And there is so much pride in Luxembourg that the celebrating actually begins on the 22nd. By the time everyone leaves work on that day, stages have been constructed all over town, the sausage and beer trucks are out in full force (naturally) and as the 150,000 people who attend the celebration every year filter into Luxembourg Ville, it quickly becomes the craziest, loudest place you’ve ever seen. When night falls, there is a torchlight procession, followed by a spectacular display of fireworks that are lit above the Pétrusse Valley (you’ll want to find a viewing spot early, the crowds are shoulder to shoulder by the time the fireworks start) and then the music and merrymaking continue more or less until the sun begins to rise. Then, true to form, it’s back to business as soon as daylight hits; by the time you wake up from your beer and sausage induced sleep, the streets will be so clean that you’d never know there was a gigantic party all over town the night before.

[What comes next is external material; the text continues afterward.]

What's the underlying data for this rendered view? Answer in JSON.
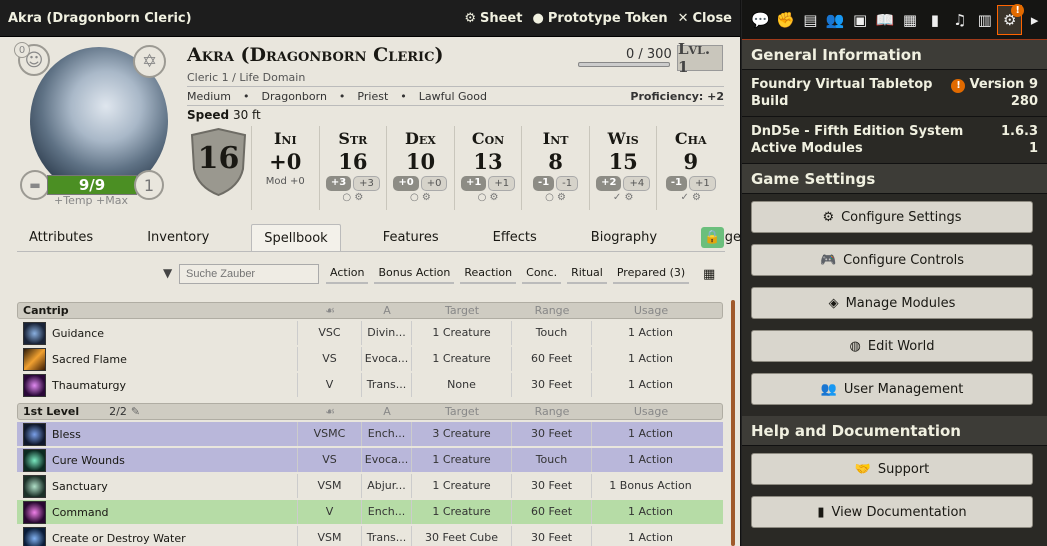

In contrast, the actual National Day is a much more sober (in all definitions of the word) affair, with a mass in the morning that is attended by the Grand Duke and Grande Duchesse (this is televised on RTL), a military parade, the firing of cannons and an afternoon of family games and activities. If you’re in the area: don’t miss it!

Have a great time, and if there’s a June 2011 event that I have not included above but that you love and think should not be missed, please let others know by leaving a comment below! For a complete list of all events happening throughout Luxembourg this summer and beyond, check out


  1. Don't forget Aal Dikkrech in Dikirch on the Weekend 9-10th july, an evening beer festival around the old church in Diekirch, a party not to miss.

  2. I can't wait to see your videos and read the recaps from all these fun June events! Looks like we'll need to come in June next time.
    By the way we grilled out sausages yesterday and put the Lux Mutard on them that you brought us - they were so delicious! I had a NA Bitte with it too, of course it wasn't as good as being there but I can pretend!

  3. Jen, I love that you're living your own Luxembourg right in your backyard!!